▶ **TASK DETAILS**
Search term "this": please copy every line of the records below that contains it.

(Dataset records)
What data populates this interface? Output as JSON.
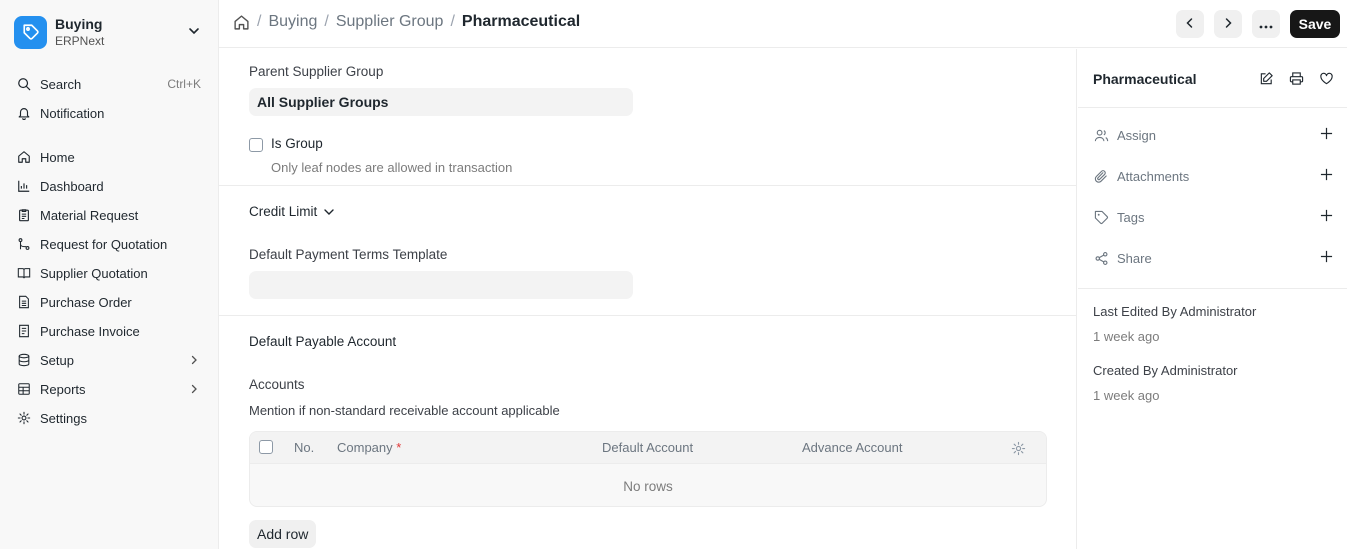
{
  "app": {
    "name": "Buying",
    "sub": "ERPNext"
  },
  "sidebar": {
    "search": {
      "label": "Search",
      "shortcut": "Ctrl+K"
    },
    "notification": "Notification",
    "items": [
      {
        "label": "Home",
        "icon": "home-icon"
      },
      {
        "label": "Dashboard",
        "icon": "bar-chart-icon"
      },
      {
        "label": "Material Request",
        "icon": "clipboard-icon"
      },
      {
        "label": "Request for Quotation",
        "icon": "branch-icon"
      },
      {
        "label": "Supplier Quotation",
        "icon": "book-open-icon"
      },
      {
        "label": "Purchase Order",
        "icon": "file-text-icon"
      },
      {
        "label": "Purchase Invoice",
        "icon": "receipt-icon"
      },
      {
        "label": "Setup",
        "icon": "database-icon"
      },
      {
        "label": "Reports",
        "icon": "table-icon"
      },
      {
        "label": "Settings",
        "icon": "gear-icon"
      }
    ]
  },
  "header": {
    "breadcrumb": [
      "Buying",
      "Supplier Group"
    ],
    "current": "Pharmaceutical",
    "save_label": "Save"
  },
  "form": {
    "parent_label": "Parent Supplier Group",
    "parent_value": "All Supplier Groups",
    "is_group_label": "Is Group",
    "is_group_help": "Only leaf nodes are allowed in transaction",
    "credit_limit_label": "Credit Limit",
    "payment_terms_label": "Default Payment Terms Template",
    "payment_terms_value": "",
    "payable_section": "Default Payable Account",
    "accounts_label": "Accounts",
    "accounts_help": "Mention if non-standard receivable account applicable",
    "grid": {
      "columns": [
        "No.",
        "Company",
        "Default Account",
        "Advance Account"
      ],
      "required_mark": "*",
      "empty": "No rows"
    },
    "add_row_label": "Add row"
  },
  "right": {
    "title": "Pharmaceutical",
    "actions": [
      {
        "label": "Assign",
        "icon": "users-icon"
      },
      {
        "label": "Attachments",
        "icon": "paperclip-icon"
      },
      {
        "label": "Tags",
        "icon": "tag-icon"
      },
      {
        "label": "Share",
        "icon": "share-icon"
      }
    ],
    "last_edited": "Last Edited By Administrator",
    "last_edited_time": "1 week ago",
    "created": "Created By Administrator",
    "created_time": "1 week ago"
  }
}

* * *

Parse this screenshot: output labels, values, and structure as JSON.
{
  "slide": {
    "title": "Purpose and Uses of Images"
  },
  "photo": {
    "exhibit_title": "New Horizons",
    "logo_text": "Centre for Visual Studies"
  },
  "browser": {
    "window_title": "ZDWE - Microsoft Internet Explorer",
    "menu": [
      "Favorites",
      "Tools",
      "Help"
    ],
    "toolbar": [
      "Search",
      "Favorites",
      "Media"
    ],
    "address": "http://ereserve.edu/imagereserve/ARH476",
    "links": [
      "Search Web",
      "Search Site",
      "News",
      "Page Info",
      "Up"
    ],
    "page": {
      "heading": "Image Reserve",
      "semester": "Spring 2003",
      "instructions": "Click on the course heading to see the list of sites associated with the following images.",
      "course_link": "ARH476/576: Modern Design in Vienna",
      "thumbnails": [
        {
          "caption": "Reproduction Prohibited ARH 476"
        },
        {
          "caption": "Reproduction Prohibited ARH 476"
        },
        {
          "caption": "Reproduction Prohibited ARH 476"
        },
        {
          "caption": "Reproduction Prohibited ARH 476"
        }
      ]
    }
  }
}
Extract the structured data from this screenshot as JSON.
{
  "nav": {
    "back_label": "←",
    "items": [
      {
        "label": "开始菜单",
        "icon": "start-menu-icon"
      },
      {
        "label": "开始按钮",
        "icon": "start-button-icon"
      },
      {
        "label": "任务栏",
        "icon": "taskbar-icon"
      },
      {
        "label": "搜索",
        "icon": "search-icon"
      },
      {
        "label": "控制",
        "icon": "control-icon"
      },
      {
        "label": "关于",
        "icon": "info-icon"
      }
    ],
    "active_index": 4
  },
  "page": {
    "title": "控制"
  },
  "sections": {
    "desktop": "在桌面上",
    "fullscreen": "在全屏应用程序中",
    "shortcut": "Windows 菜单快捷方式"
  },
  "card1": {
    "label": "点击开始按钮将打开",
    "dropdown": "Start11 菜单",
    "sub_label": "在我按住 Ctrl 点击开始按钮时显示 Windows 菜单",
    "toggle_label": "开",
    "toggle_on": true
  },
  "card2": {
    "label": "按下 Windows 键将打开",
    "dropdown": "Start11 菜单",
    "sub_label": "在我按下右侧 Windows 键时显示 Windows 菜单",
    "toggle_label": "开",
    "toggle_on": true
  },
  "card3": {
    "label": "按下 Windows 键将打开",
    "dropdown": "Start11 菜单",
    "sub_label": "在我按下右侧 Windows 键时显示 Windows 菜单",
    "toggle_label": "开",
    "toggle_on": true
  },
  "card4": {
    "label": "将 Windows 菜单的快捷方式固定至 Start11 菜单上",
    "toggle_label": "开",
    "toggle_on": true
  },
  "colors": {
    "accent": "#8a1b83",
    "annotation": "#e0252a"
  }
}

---

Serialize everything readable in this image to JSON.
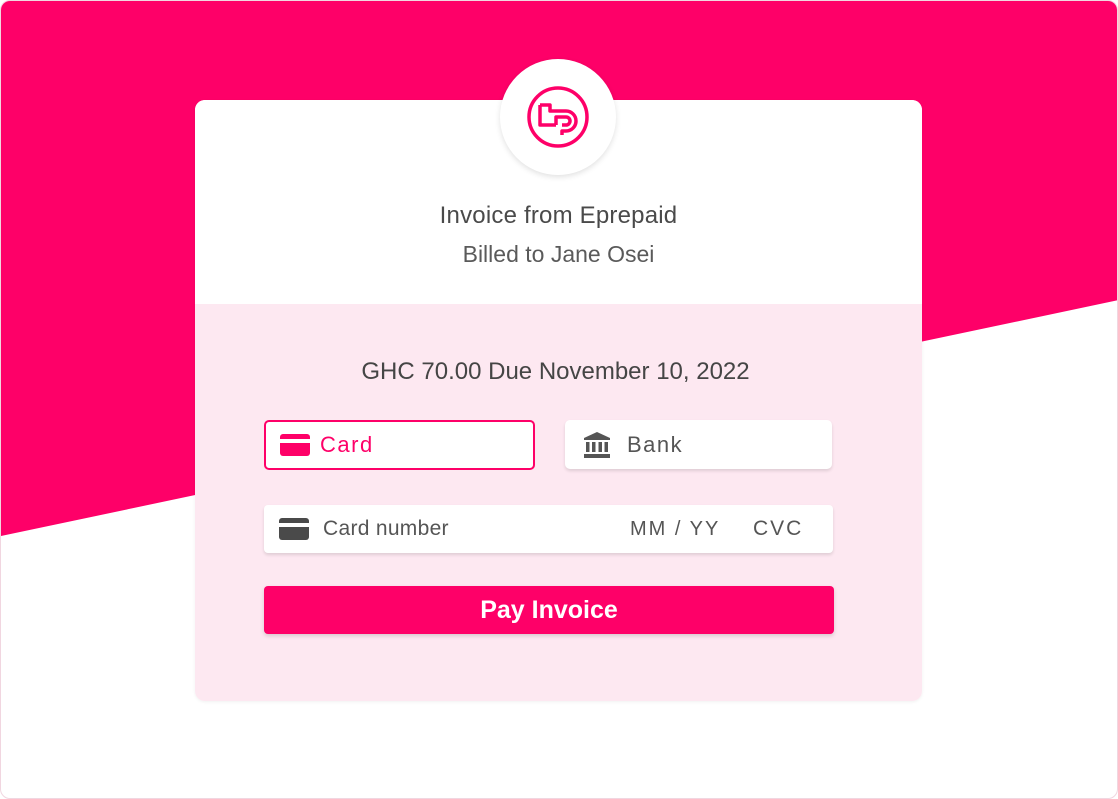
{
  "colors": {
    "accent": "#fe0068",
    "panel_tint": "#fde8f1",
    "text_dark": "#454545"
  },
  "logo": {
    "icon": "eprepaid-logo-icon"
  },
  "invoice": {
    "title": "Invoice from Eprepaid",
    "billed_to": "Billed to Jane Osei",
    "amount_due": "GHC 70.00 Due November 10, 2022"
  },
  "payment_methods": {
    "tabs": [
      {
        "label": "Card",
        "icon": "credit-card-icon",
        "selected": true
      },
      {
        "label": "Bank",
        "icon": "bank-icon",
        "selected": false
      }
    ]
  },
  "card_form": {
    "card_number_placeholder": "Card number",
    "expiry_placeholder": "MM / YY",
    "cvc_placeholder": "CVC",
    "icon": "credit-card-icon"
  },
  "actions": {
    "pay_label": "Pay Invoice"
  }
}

▶ **WRITTEN SOLUTION**
What data populates this interface? Output as JSON.
Parse this screenshot: output labels, values, and structure as JSON.
Extract the structured data from this screenshot as JSON.
Serialize everything readable in this image to JSON.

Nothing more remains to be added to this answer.